Ed Richards: Parting view of Ofcom chief. . . we hate jokes on the disabled

Parting view of Ofcom chief... we hate jokes on the disabled

Bad language once got TV viewers irate, inciting calls to broadcasting switchboards. But now there is a worse offender, says retiring head of the media watchdog, Ed Richards
A look back at fashion in 2014: Wear in review

Wear in review

A look back at fashion in 2014
Ian Herbert: My 10 hopes for sport in 2015. Might just one of them happen?

Ian Herbert: My 10 hopes for sport in 2015

Might just one of them happen?
War with Isis: The West needs more than a White Knight

The West needs more than a White Knight

Despite billions spent on weapons, the US has not been able to counter Isis's gruesome tactics, says Patrick Cockburn
Return to Helmand: Private Davey Graham recalls the day he was shot by the Taliban

'The day I was shot by the Taliban'
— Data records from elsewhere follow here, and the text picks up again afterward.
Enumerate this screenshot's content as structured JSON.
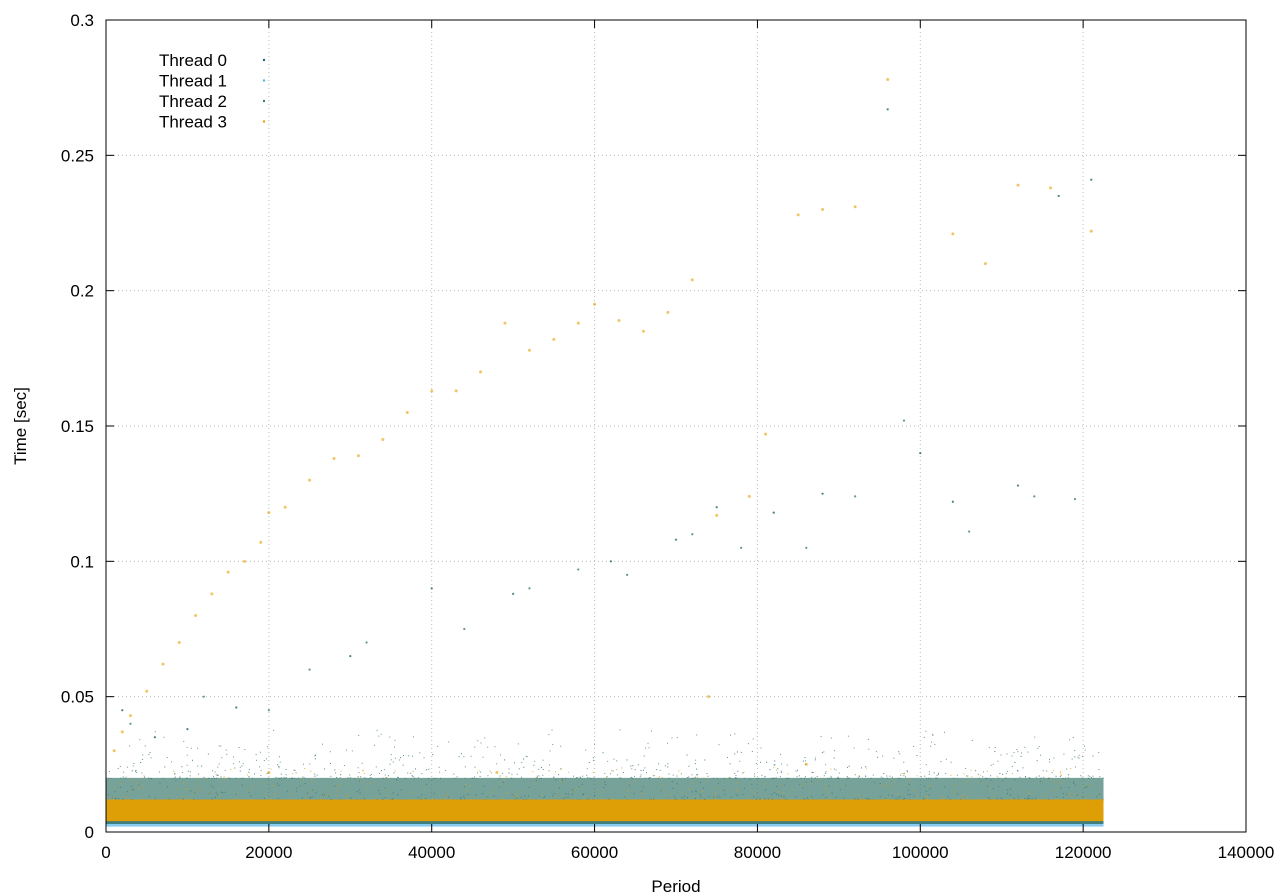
{
  "chart_data": {
    "type": "scatter",
    "title": "",
    "xlabel": "Period",
    "ylabel": "Time [sec]",
    "xlim": [
      0,
      140000
    ],
    "ylim": [
      0,
      0.3
    ],
    "xticks": [
      0,
      20000,
      40000,
      60000,
      80000,
      100000,
      120000,
      140000
    ],
    "xtick_labels": [
      "0",
      "20000",
      "40000",
      "60000",
      "80000",
      "100000",
      "120000",
      "140000"
    ],
    "yticks": [
      0,
      0.05,
      0.1,
      0.15,
      0.2,
      0.25,
      0.3
    ],
    "ytick_labels": [
      "0",
      "0.05",
      "0.1",
      "0.15",
      "0.2",
      "0.25",
      "0.3"
    ],
    "grid": true,
    "legend_position": "top-left",
    "series": [
      {
        "name": "Thread 0",
        "color": "#1f5f6b",
        "x_range": [
          0,
          122500
        ],
        "typical_band": [
          0.003,
          0.012
        ],
        "points": [
          [
            2000,
            0.045
          ],
          [
            6000,
            0.035
          ],
          [
            10000,
            0.038
          ],
          [
            16000,
            0.046
          ],
          [
            30000,
            0.065
          ],
          [
            40000,
            0.09
          ],
          [
            50000,
            0.088
          ],
          [
            62000,
            0.1
          ],
          [
            70000,
            0.108
          ],
          [
            75000,
            0.12
          ],
          [
            82000,
            0.118
          ],
          [
            88000,
            0.125
          ],
          [
            96000,
            0.267
          ],
          [
            100000,
            0.14
          ],
          [
            104000,
            0.122
          ],
          [
            112000,
            0.128
          ],
          [
            117000,
            0.235
          ],
          [
            121000,
            0.241
          ]
        ]
      },
      {
        "name": "Thread 1",
        "color": "#56b4e9",
        "x_range": [
          0,
          122500
        ],
        "typical_band": [
          0.002,
          0.004
        ],
        "points": [
          [
            5000,
            0.004
          ],
          [
            40000,
            0.004
          ],
          [
            80000,
            0.005
          ],
          [
            100000,
            0.004
          ]
        ]
      },
      {
        "name": "Thread 2",
        "color": "#3d7a6e",
        "x_range": [
          0,
          122500
        ],
        "typical_band": [
          0.003,
          0.02
        ],
        "points": [
          [
            3000,
            0.04
          ],
          [
            12000,
            0.05
          ],
          [
            20000,
            0.045
          ],
          [
            25000,
            0.06
          ],
          [
            32000,
            0.07
          ],
          [
            44000,
            0.075
          ],
          [
            52000,
            0.09
          ],
          [
            58000,
            0.097
          ],
          [
            64000,
            0.095
          ],
          [
            72000,
            0.11
          ],
          [
            78000,
            0.105
          ],
          [
            86000,
            0.105
          ],
          [
            92000,
            0.124
          ],
          [
            98000,
            0.152
          ],
          [
            106000,
            0.111
          ],
          [
            114000,
            0.124
          ],
          [
            119000,
            0.123
          ]
        ]
      },
      {
        "name": "Thread 3",
        "color": "#e69f00",
        "x_range": [
          0,
          122500
        ],
        "typical_band": [
          0.004,
          0.012
        ],
        "points": [
          [
            1000,
            0.03
          ],
          [
            2000,
            0.037
          ],
          [
            3000,
            0.043
          ],
          [
            5000,
            0.052
          ],
          [
            7000,
            0.062
          ],
          [
            9000,
            0.07
          ],
          [
            11000,
            0.08
          ],
          [
            13000,
            0.088
          ],
          [
            15000,
            0.096
          ],
          [
            17000,
            0.1
          ],
          [
            19000,
            0.107
          ],
          [
            20000,
            0.118
          ],
          [
            22000,
            0.12
          ],
          [
            25000,
            0.13
          ],
          [
            28000,
            0.138
          ],
          [
            31000,
            0.139
          ],
          [
            34000,
            0.145
          ],
          [
            37000,
            0.155
          ],
          [
            40000,
            0.163
          ],
          [
            43000,
            0.163
          ],
          [
            46000,
            0.17
          ],
          [
            49000,
            0.188
          ],
          [
            52000,
            0.178
          ],
          [
            55000,
            0.182
          ],
          [
            58000,
            0.188
          ],
          [
            60000,
            0.195
          ],
          [
            63000,
            0.189
          ],
          [
            66000,
            0.185
          ],
          [
            69000,
            0.192
          ],
          [
            72000,
            0.204
          ],
          [
            75000,
            0.117
          ],
          [
            79000,
            0.124
          ],
          [
            81000,
            0.147
          ],
          [
            85000,
            0.228
          ],
          [
            88000,
            0.23
          ],
          [
            92000,
            0.231
          ],
          [
            96000,
            0.278
          ],
          [
            104000,
            0.221
          ],
          [
            108000,
            0.21
          ],
          [
            112000,
            0.239
          ],
          [
            116000,
            0.238
          ],
          [
            121000,
            0.222
          ],
          [
            74000,
            0.05
          ],
          [
            20000,
            0.022
          ],
          [
            48000,
            0.022
          ],
          [
            86000,
            0.025
          ]
        ]
      }
    ]
  }
}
Private Davey Graham was shot five times during an ambush in 2007 - it was the first, controversial photograph to show the dangers our soldiers faced in Helmand province
Revealed: the best and worst airlines for delays

Revealed: the best and worst airlines for delays

Many flyers are failing to claim compensation to which they are entitled, a new survey has found
The stories that defined 2014: From the Scottish independence referendum to the Ice Bucket Challenge, our writers voice their opinions

The stories that defined 2014

From the Scottish independence referendum to the Ice Bucket Challenge, our writers voice their opinions
Stoke-on-Trent becomes first British city to be classified as 'disaster resilient' by the United Nations

Disaster looming? Now you know where to head...

Which British city has become the first to be awarded special 'resilience' status by the UN?